"For most of the show no one is down here but when it gets between the 8 and 9 o'clock hour and the kids are up and they're starting to go 'Where's Mum? We know she's downstairs' and they try and fight their way down."
But her trip downstairs to her studio each morning provides important structure to Street's days at home. She's learnt a few things about herself in the process too, for example, her patience, specifically a lack thereof when it comes to homeschooling her children after a morning on the radio. "My daughter told me I need to practise mindfulness."
The energy required to be so hands-on with her children at home took her by surprise, and she realised early on it was important she had her own outlet and time to herself. She makes sure she exercises every day using online gym classes, and gets outside for a walk or bike ride.
"I've also learnt that I crave and I need routine as a mum. All those little things you do with your kids that can sometimes be a drag in normal life - like going straight to dancing and then going to netball practice and then the next day is tennis - you realise in lockdown that they're all there for a reason.
"They are things that burn off the energy that make us happy, that when we get home we're tired and relaxed, whereas without them you have to create them yourself."
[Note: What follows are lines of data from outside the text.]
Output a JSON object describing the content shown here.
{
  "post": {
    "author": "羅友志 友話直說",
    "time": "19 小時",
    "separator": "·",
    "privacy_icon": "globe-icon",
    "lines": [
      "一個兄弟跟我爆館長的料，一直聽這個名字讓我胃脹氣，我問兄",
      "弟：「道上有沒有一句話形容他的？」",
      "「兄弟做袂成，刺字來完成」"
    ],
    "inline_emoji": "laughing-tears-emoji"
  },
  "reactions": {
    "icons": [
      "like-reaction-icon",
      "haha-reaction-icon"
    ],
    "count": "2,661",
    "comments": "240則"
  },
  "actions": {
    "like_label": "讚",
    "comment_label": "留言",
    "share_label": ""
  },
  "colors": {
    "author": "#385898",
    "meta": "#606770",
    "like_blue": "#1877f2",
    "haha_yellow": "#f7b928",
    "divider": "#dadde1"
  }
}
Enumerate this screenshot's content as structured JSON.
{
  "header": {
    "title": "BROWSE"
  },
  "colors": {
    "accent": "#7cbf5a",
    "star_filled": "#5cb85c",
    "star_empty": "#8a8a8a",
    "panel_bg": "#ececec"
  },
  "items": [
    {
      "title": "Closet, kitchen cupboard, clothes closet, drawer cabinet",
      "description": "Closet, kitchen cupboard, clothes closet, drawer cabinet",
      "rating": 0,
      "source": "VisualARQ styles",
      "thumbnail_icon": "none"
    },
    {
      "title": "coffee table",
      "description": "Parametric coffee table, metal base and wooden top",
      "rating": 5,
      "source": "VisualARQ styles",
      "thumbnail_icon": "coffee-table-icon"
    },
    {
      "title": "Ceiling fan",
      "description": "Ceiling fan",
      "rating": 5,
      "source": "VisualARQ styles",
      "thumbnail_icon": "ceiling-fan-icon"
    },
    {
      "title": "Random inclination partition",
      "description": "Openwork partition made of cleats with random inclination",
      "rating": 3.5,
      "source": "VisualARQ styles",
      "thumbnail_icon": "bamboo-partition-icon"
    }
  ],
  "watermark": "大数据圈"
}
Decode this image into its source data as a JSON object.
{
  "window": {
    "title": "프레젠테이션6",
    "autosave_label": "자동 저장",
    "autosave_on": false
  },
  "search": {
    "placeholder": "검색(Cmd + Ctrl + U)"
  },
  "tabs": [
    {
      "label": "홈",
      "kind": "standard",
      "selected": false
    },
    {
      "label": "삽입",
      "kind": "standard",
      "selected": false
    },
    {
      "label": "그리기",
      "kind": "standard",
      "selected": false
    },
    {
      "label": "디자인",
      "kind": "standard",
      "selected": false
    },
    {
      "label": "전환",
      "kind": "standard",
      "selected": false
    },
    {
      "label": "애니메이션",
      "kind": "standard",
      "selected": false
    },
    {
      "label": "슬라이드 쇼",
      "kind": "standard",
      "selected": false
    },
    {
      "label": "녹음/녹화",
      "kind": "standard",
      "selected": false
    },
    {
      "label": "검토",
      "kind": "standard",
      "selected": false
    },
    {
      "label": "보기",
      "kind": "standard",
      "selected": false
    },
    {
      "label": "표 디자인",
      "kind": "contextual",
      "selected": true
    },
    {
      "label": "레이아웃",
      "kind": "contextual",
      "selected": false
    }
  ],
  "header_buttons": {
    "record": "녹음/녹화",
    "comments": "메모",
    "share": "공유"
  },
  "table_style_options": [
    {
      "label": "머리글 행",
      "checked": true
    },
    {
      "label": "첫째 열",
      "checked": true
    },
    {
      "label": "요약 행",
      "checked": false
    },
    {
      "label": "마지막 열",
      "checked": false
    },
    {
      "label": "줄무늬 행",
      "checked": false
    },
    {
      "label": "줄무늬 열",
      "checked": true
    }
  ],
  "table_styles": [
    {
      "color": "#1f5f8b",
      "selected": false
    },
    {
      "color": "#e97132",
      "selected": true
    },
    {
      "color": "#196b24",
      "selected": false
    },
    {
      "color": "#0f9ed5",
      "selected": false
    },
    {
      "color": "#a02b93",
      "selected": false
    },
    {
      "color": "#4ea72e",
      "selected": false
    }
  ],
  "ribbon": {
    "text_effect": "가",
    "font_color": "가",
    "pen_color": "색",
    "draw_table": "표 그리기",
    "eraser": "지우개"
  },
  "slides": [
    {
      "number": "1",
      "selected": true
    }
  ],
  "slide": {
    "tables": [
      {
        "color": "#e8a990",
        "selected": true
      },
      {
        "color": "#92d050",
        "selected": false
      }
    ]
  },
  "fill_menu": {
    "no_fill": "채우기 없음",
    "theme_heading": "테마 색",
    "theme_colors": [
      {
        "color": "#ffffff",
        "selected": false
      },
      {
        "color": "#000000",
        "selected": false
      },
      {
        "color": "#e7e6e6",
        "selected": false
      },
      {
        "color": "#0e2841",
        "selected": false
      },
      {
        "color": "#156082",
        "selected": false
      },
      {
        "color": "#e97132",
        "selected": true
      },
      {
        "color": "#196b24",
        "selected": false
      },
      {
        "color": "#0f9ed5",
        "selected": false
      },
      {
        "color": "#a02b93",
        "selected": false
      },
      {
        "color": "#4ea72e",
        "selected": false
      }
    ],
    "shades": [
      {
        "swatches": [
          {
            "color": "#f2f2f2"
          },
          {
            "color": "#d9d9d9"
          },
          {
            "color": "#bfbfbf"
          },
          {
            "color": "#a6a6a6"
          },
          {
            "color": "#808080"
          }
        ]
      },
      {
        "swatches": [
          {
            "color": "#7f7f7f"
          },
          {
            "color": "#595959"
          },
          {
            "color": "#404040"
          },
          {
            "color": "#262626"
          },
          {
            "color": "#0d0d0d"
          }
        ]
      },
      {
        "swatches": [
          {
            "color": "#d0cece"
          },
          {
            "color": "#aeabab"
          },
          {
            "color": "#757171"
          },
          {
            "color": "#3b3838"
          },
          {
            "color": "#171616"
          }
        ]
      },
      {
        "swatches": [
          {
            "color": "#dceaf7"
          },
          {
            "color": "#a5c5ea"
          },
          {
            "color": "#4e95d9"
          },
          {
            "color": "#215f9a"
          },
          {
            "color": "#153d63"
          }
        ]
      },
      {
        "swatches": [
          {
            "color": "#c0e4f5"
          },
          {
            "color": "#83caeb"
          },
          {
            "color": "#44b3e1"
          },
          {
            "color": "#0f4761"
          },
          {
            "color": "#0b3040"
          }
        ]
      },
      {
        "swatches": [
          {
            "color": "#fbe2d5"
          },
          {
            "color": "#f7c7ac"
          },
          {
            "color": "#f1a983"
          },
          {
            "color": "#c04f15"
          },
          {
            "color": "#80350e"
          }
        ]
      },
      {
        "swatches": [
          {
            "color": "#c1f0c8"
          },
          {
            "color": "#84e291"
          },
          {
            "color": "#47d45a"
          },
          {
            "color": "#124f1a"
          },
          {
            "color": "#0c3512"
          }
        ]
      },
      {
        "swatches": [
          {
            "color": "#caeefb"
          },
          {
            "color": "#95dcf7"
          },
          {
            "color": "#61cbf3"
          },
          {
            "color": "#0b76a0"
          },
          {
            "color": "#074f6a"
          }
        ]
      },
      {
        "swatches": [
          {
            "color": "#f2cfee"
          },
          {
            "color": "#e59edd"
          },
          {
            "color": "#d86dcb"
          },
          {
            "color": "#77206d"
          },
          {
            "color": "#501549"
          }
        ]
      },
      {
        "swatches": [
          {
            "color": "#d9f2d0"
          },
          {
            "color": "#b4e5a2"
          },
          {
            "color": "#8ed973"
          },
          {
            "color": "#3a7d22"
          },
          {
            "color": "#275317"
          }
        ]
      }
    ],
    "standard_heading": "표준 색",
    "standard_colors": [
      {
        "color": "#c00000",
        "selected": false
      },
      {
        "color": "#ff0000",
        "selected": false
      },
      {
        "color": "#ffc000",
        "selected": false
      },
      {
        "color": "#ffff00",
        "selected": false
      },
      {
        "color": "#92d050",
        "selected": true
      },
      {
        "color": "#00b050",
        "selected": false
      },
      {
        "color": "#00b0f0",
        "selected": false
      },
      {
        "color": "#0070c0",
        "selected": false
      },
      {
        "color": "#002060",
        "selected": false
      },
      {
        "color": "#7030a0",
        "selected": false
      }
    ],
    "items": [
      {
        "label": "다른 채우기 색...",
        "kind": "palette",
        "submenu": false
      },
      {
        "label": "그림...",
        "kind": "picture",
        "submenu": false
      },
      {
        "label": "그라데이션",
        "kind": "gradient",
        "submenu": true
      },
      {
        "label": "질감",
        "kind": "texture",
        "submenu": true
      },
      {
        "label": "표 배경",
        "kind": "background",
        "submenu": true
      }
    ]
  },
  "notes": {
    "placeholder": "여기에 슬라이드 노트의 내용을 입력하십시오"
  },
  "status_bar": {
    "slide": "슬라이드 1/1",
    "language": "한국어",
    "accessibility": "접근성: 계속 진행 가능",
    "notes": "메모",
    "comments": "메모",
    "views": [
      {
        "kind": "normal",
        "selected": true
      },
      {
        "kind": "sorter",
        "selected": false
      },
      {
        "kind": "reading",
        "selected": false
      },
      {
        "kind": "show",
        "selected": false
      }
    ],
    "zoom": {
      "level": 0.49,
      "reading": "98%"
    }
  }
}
Post lockdown: Five things to look forward to
Dream travel destination: I would love to go to Hawaii with my husband and kids. I went once, years ago and fell in love with the vibe, heat and food. Also Noosa. It's my favourite place for relaxing.
Dining out:I've been craving my favourite local Japanese restaurant, Kyoya in Takapuna. Laura McGoldrick and I have also vowed to go to Josh Emett's new Oyster Inn on Waiheke together when we can.
Party, party: It will be a big weekend, probably across two nights. Friday would be celebrating with my bestie Sophie, who had her 37th birthday in lockdown, and our university mates. Saturday would be making up for the "friends getaway" we never got to have. A group of my 10 good mates was meant to travel to Taranaki in March.
Getting out: My roots need the most urgent attention so the hair salon will be a priority. I'll head straight back to the gym (exercising on my own is tough and nowhere near as fun), and because I'm immune compromised going to do my own supermarket shop will be a treat.
New tricks: I'm pretty keen to keep up the regular biking as a family, we've done so much in lockdown and it's an awesome thing to do together. Also during lockdown I bought a new computer with a great editing programme. I learnt to edit at TVNZ as a reporter so I'm keen to brush up on my skills for the videos that Jase, Sam and I will be doing for Coast.
Favourite Isolation recipe:
500g pork mince
1 cup fresh breadcrumbs
1 onion, finely diced
2 cloves garlic, crushed
1 Tbsp soy sauce
1 Tbsp tomato sauce
1 tsp turmeric
1 tsp cinnamon
1 tsp ground ginger
1. Heat a couple of teaspoons of olive oil and brown onion and crushed garlic.
2. Add onion and garlic to mince.
3. Add lightly beaten egg, spices and sauces and mix well with hands.
4. Roll mixture into meatballs approximately the size of a golf ball.
5. Refrigerate for at least two hours for balls to keep their shape.
6. Brown meatballs in pan with olive oil.
7. Heat oven to 180C and continue baking meatballs on oven tray for 10 to 15 minutes.
8. Serve with spaghetti and lots of cheese or a homemade tomato sauce.